We are tracking the percentage of candidates who are women in 2020 to determine whether or not women will again increase their presence on U.S. House ballots nationwide. With filed candidates certified in just about 70% of U.S. House districts (as of April 20, 2020), women are: 28.5% of all U.S. House candidates, 36.7% of all Democratic U.S. House candidates, and 21.1% of all Republican U.S. House candidates on primary ballots this year. Each of these numbers is up from 2018 – with the jump largest for Republican women, but the representation of women candidates is still far from parity with men.
This year, for the first time, we are also tracking women as a percentage of state legislative candidates nationwide. Those data are very preliminary, but they reveal similar patterns. In the first 5 states to hold state legislative primaries (Arkansas, California, Illinois, North Carolina, and Texas), women were: 32.5% of all state legislative candidates, 43.5% of all Democratic state legislative candidates, and 19.4% of all Republican state legislative candidates on the ballot. These data are consistent with the slightly higher levels of representation for women at the state legislative level, as well as the partisan disparities that persist among women state legislative officeholders.
We are also analyzing the percentage of nominees who are women – those candidates making it through their primary elections. Especially due to COVID-related primary delays, these numbers are still small. Just under 30% of U.S. House nominees have been selected in the 2020 cycle. Of them, women are: 33.6% of all U.S. House nominees, 44.5% of all Democratic U.S. House nominees, and 20.9% of all Republican U.S. House nominees. Each of these percentages is up from women’s representation among nominees in 2018 House elections (inclusive of all nominees following the end of the primaries), with Republican women’s percentage of the nominee pool increasing most from 2018, at least in these early primary states.
A caveat to the rise in both candidacies and nominations for Republican women is that the political environment may not be as friendly to these women in 2020 as it was to Democratic women in 2018. CAWP Research Associate Claire Gothreau took a look at the prospects for Republican women this year in a recent post, noting the particular hurdles they face in running as challengers in Democratic-leaning districts this November. Still, these data show that the rise in Republican women’s House candidacies (a new high) is not only in raw numbers, but also in women’s representation among all Republicans on House ballots in 2020.

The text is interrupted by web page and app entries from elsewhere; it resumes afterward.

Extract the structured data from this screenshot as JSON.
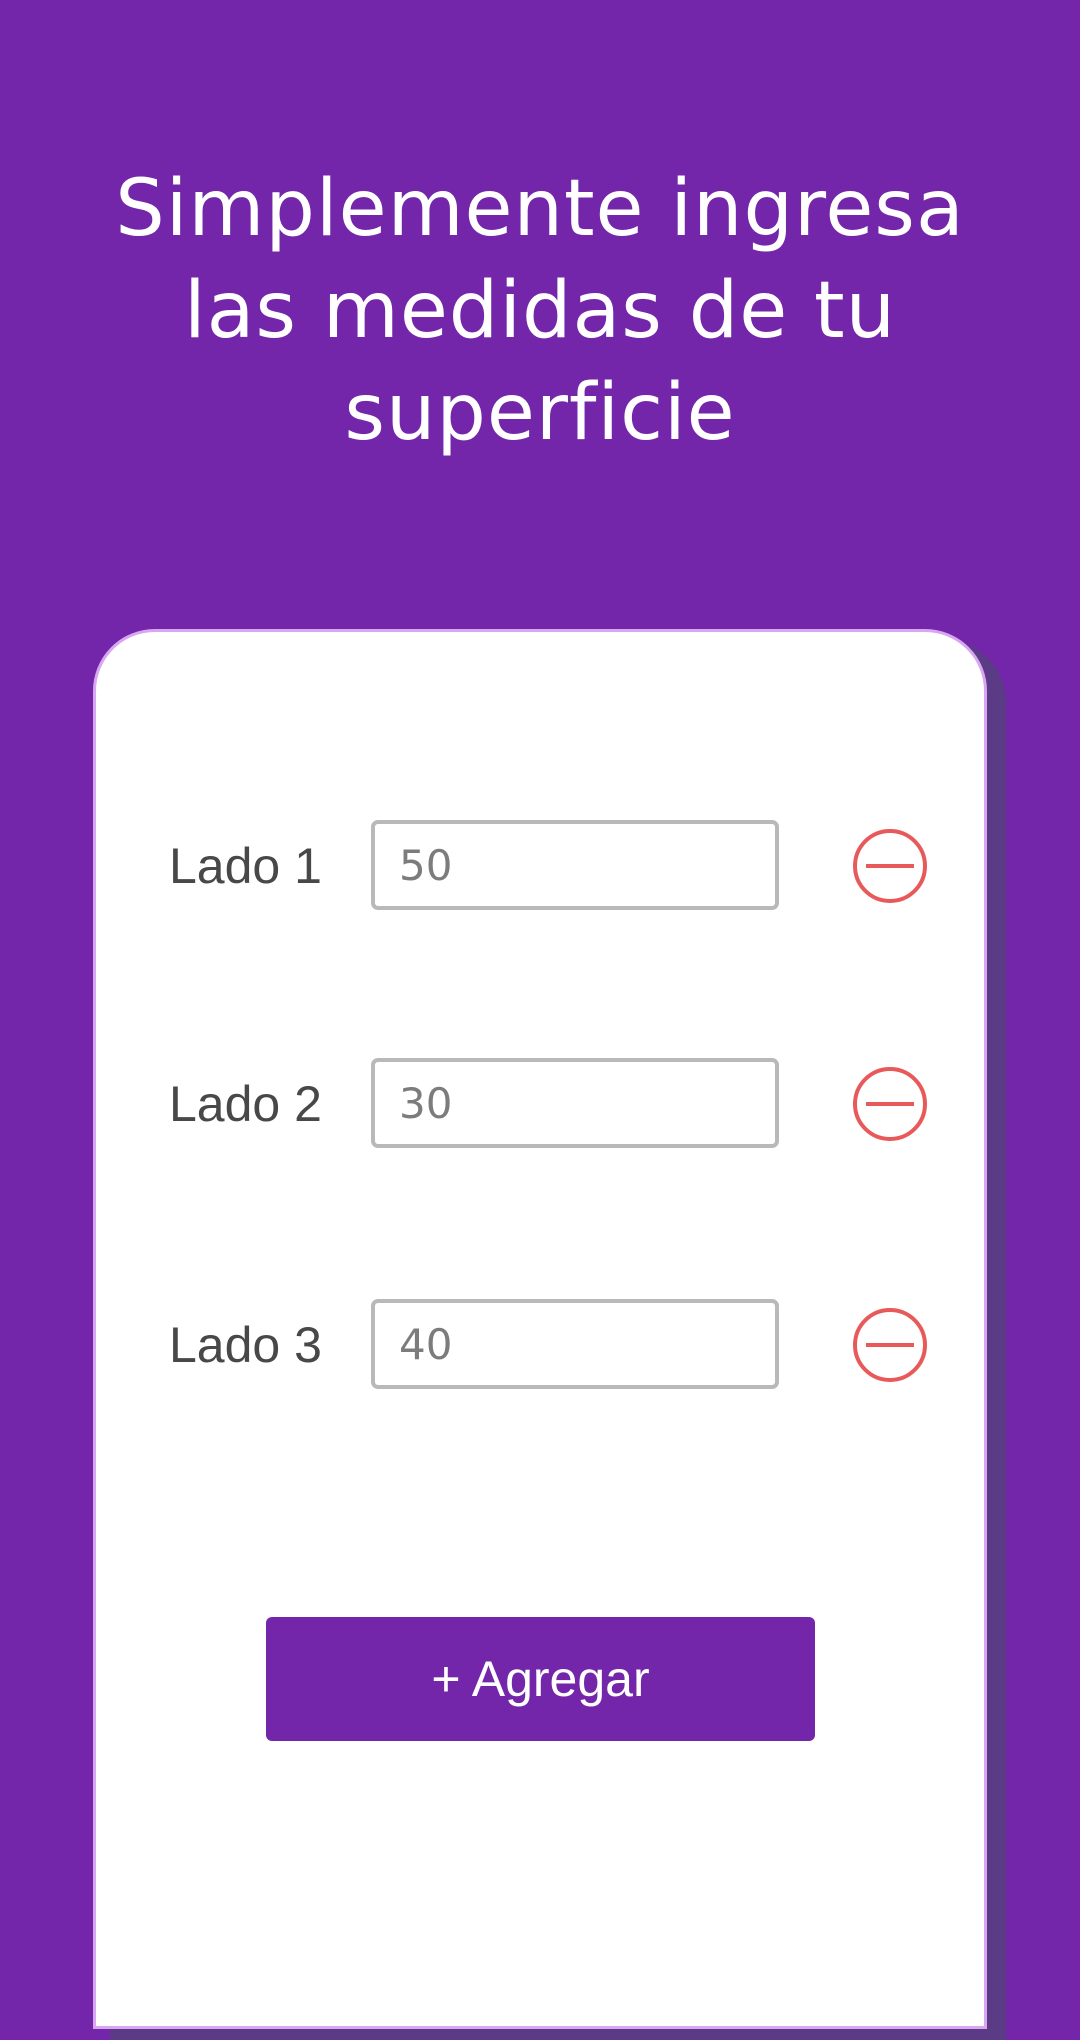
{
  "header": {
    "title": "Simplemente ingresa las medidas de tu superficie"
  },
  "sides": [
    {
      "label": "Lado 1",
      "value": "50"
    },
    {
      "label": "Lado 2",
      "value": "30"
    },
    {
      "label": "Lado 3",
      "value": "40"
    }
  ],
  "actions": {
    "add_label": "+ Agregar"
  },
  "icons": {
    "remove": "minus-circle-icon"
  },
  "colors": {
    "background": "#7326a9",
    "card": "#ffffff",
    "card_border": "#d9a6f2",
    "remove_icon": "#e85a5a",
    "label_text": "#484848",
    "input_text": "#7c7c7c"
  }
}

Taking the denominators into account in our assessment of women’s political status and progress often results in some cognitive dissonance, and that is true again here. On the one hand, it is important to celebrate the gains in women’s representation in candidate pools and among nominees. But on the other hand, these data reveal that women remain underrepresented at each stage of the electoral process and across parties. That underrepresentation in electoral politics contributes to the persistent gender disparity in officeholding, which has substantive effects on our political institutions and policymaking. Most important is that these data remind us that we have more work to do.